“Is there a sequel?” Jeff quips as they laugh about their disappointment when they finished the last segment.
“We felt like we were growing in our faith together,” Sarah says.
She appreciated how each episode features witnesses from other Catholics about how the Holy Spirit has worked in their lives. Being encouraged to open yourself to the Holy Spirit “can seem overwhelming,” she says, but hearing other people’s stories helped her recognize the Holy Spirit’s presence in her own life, even in small ways.
“I’ve noticed subtle changes,” Sarah says. “I’m a little more patient, a little more understanding of circumstances that otherwise may have really upset me, just by praying, ‘Come, Holy Spirit, Your will be done.’”
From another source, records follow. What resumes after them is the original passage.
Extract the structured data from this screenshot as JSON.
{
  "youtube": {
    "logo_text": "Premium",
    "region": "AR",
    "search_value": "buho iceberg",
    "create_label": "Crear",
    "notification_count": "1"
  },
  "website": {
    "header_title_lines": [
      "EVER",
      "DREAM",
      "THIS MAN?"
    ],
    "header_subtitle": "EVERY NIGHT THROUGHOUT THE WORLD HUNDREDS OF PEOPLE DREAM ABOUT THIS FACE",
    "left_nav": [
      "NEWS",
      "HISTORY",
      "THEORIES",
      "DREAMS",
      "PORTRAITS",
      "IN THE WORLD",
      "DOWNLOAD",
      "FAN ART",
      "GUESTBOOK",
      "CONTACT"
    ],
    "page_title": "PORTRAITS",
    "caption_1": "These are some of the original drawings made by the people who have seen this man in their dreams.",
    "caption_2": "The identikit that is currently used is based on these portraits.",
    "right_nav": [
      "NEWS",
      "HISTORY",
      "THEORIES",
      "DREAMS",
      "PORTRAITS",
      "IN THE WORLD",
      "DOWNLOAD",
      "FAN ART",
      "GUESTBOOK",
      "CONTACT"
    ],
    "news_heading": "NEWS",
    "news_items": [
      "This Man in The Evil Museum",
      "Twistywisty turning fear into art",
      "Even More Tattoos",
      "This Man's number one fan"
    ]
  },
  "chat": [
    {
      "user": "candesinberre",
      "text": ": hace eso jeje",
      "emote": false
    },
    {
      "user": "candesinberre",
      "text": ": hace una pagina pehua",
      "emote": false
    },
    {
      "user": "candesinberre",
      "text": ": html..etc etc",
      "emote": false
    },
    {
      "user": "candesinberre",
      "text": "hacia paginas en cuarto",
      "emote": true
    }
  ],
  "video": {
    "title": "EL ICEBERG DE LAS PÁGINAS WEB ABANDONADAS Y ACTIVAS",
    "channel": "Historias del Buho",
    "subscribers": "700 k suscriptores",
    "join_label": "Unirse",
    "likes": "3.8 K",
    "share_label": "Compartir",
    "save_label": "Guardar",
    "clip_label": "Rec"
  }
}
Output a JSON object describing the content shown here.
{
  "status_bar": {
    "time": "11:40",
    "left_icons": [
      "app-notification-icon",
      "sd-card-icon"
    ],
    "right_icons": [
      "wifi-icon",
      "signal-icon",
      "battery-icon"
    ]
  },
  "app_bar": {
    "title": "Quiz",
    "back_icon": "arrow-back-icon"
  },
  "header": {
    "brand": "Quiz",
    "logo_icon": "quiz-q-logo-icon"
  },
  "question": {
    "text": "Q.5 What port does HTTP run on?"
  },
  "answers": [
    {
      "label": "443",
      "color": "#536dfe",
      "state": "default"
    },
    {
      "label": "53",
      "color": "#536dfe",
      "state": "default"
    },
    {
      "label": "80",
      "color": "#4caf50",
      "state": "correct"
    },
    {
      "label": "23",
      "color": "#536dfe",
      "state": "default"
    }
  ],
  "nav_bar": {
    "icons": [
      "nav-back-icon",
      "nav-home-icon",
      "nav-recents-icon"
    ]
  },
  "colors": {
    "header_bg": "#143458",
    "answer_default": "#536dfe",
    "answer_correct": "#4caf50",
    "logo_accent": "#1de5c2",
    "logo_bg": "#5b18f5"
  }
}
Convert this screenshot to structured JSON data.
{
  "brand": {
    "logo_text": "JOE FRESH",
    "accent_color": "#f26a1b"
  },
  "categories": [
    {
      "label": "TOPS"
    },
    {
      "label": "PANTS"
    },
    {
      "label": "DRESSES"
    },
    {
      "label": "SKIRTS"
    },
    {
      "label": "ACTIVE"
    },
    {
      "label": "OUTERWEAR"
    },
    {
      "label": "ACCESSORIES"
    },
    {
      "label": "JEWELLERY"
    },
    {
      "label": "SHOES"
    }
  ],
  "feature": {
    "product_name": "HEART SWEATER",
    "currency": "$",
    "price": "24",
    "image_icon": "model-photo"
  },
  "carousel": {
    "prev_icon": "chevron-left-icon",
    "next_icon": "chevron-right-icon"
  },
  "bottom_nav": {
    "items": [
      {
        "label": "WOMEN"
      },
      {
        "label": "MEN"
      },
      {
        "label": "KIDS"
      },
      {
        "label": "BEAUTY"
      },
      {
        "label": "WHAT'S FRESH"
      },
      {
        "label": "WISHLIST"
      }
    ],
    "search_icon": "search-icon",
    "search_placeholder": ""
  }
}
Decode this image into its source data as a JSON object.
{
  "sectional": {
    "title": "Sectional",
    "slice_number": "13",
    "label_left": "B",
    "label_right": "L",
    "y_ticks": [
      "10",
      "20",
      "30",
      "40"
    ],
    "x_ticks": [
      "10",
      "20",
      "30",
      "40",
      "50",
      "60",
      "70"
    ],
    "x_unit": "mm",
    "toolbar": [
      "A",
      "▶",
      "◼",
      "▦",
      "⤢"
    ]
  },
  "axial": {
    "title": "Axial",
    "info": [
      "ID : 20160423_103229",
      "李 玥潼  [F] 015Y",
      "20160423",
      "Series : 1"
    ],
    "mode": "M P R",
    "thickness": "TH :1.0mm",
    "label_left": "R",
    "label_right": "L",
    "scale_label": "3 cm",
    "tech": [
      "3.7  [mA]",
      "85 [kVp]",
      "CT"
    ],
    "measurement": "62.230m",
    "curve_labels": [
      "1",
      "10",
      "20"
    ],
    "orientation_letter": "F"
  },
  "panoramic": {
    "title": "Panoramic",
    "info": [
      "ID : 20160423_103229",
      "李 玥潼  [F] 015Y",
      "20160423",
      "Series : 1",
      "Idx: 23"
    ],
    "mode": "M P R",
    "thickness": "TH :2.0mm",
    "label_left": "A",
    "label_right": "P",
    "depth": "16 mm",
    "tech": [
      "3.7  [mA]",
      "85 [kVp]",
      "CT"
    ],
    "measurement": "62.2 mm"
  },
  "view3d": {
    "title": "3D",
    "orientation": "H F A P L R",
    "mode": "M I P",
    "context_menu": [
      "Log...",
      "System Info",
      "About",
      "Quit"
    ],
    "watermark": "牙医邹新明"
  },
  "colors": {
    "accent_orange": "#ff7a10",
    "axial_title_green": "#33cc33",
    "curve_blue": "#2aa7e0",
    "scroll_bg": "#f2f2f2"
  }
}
Jeff has noticed similar ways the message of The Wild Goose is permeating his daily life.
“People have experiences where they can pray silently and hear God’s voice speaking to them,” he says. But for Jeff, “I spend more of my day … just praying quietly, ‘Come Holy Spirit,’ and what I’ve seen is, it’s not a voice that I hear in my head, it’s that I see [his presence] in people throughout the day and conversations that I have.”
Sarah can see the effects in their family. “We’re not perfect by any stretch,” she says, but there’s a peace that’s settled on their home.
The Grays’ parish, St. Catherine Laboure in Concord, is “small but mighty,” as Sarah says lovingly, and she and Jeff are part of a group of parishioners who want to continue cultivating the fruits of the Diocesan Assembly. They’ve started guiding a weekly Advent discussion group in the parish, in addition to their roles in various ministries. And they’re leading fellow second-grade parents through Formed’s Forgiven series as they help their children prepare for the Sacraments of Penance and First Communion.
“We’re pretty new to evangelizing,” Sarah says, “and we by no means feel like we’re experts. We know that’s not the point – we’re not supposed to be experts; we’re supposed to be open to the Holy Spirit. And we’re really trying to be.”
Experience aside, the Grays are confident in their calling and unquestioning in their response to open their hearts more fully to God. Sarah is quick to name her strongest takeaway from The Wild Goose, a theme that is resonating with the couple and their family, and beyond them, a parish and community: “The Holy Spirit is very powerful.”